**TASK TO CARRY OUT**. The answer is every line of the records that holds the word "zamestnancov", copied in full.

**RECORD EXCERPTS**.
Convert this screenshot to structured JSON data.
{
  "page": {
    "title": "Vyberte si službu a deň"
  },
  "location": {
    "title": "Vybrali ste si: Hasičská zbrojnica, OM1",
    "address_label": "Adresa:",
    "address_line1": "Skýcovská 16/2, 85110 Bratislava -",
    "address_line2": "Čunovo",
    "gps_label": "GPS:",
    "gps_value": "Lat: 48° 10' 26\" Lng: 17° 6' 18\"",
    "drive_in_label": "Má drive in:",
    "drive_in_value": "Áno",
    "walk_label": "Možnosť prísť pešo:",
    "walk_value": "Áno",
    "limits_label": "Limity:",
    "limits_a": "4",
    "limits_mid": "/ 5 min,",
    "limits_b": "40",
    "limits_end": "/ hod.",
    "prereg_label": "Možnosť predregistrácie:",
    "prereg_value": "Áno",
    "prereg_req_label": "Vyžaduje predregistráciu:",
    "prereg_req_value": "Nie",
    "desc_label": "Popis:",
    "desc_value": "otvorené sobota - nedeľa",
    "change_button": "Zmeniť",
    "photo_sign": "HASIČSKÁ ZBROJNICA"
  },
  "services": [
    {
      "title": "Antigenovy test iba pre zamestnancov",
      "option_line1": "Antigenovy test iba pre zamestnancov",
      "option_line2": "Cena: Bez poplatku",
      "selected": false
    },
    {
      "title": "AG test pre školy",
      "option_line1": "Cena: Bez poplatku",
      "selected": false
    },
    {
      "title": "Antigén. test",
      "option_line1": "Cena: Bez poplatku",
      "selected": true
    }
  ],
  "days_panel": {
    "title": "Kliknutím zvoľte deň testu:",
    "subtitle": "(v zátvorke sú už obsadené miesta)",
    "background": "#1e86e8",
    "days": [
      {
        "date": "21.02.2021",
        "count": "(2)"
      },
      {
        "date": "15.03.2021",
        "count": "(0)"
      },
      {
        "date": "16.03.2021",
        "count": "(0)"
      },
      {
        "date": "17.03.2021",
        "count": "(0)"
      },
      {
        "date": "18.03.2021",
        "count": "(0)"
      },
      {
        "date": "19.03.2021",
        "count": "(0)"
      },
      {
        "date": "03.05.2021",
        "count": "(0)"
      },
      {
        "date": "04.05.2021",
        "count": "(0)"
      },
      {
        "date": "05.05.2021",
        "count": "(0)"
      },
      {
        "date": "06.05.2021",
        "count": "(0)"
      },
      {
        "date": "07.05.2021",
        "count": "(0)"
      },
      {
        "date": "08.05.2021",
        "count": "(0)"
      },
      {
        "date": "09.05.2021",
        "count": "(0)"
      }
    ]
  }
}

**SOLVED EXERCISE**.
      "title": "Antigenovy test iba pre zamestnancov",
      "option_line1": "Antigenovy test iba pre zamestnancov",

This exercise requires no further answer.